> **What you will do**: Check every line of the data and copy the ones where "Uganda" appears.

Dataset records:
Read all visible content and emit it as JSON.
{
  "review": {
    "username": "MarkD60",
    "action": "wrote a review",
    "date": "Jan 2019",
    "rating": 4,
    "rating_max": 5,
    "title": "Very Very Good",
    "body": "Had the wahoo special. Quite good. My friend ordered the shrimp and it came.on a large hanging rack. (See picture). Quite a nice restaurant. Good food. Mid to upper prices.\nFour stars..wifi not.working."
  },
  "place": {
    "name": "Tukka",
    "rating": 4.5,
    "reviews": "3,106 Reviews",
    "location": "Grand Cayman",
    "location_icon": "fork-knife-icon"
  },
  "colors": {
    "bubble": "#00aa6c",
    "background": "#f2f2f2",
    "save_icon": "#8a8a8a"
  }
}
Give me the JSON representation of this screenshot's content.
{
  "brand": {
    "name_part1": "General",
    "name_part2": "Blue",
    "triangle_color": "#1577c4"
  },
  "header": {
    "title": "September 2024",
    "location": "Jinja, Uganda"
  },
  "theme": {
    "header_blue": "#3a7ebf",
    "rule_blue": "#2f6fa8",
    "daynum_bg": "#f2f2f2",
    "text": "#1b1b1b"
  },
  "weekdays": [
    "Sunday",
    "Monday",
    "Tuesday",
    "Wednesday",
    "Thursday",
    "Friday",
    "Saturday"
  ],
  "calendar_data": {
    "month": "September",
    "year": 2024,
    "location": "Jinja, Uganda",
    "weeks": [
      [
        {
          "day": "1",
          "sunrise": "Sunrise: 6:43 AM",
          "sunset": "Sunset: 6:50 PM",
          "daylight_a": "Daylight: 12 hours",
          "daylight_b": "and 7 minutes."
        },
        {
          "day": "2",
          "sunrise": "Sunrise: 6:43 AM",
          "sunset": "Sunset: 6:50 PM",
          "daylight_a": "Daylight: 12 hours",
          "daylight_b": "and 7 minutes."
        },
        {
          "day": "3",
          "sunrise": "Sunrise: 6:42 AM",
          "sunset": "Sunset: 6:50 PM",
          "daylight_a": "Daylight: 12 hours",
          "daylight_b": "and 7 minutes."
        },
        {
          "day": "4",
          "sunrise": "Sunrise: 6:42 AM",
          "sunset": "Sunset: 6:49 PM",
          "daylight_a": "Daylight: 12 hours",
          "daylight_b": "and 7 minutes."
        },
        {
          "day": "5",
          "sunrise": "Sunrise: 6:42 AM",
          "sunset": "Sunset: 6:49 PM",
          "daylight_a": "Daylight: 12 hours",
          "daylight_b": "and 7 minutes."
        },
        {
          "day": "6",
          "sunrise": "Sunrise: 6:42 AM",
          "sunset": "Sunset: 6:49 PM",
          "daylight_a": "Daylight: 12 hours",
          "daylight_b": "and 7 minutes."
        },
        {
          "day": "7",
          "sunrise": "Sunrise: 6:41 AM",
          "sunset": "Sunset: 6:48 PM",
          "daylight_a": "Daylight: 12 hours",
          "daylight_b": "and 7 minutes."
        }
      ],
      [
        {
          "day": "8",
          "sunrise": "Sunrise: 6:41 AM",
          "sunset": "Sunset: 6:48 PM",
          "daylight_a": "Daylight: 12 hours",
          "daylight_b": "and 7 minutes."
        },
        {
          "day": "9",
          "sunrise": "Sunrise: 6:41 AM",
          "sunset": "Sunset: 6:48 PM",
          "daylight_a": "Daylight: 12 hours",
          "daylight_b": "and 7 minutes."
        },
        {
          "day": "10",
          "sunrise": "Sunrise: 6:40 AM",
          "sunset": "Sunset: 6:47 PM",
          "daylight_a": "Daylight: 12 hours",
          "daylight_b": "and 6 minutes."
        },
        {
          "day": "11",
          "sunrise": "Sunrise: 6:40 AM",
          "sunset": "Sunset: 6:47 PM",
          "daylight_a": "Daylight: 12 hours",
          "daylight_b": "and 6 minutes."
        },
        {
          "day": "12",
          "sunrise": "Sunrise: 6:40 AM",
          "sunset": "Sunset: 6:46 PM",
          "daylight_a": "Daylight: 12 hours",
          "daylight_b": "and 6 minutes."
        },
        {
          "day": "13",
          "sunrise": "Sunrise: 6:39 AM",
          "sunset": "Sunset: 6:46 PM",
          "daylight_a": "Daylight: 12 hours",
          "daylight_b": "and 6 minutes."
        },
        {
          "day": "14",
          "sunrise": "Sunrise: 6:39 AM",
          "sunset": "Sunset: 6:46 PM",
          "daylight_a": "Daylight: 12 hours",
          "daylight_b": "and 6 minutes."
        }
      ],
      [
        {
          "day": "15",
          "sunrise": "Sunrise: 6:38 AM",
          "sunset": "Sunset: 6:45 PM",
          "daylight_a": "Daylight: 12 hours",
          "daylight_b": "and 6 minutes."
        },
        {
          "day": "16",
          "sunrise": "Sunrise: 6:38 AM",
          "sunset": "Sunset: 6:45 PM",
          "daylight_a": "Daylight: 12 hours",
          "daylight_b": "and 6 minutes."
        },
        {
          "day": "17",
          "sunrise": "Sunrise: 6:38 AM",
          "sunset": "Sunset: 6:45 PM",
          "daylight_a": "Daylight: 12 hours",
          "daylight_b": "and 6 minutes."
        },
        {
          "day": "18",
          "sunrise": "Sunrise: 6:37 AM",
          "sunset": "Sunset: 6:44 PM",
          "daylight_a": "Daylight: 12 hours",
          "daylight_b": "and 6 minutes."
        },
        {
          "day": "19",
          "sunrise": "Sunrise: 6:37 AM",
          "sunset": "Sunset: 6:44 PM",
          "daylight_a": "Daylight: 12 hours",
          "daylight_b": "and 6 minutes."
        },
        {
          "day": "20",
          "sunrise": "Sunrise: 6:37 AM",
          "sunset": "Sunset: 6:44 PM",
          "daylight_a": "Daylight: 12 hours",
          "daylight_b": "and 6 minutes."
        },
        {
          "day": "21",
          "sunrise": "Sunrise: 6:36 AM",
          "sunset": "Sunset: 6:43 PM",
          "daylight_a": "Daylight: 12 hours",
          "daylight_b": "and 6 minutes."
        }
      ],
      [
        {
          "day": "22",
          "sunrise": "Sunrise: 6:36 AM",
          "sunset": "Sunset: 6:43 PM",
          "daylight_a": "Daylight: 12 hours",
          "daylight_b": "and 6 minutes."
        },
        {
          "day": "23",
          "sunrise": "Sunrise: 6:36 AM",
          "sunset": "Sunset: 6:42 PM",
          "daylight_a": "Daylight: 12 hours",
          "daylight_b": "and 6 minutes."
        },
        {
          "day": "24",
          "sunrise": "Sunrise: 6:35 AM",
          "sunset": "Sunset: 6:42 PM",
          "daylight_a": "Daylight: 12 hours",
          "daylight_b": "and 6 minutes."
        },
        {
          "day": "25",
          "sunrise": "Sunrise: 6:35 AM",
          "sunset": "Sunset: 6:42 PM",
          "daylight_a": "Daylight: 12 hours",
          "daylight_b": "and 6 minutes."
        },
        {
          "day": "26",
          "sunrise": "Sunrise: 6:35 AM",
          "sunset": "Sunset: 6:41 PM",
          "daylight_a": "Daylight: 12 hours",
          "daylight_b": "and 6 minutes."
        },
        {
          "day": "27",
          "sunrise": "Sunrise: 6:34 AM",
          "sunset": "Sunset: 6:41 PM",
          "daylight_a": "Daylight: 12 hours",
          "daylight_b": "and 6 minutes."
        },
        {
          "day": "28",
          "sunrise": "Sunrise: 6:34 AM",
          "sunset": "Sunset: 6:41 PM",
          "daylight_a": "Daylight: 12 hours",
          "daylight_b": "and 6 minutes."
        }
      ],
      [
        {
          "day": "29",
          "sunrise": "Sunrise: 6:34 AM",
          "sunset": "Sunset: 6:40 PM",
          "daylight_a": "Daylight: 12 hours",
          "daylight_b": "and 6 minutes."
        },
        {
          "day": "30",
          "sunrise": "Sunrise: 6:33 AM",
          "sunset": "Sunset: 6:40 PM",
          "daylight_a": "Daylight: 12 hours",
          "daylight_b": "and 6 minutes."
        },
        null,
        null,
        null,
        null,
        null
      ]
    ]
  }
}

> **Result of this exercise**:
    "location": "Jinja, Uganda"
    "location": "Jinja, Uganda",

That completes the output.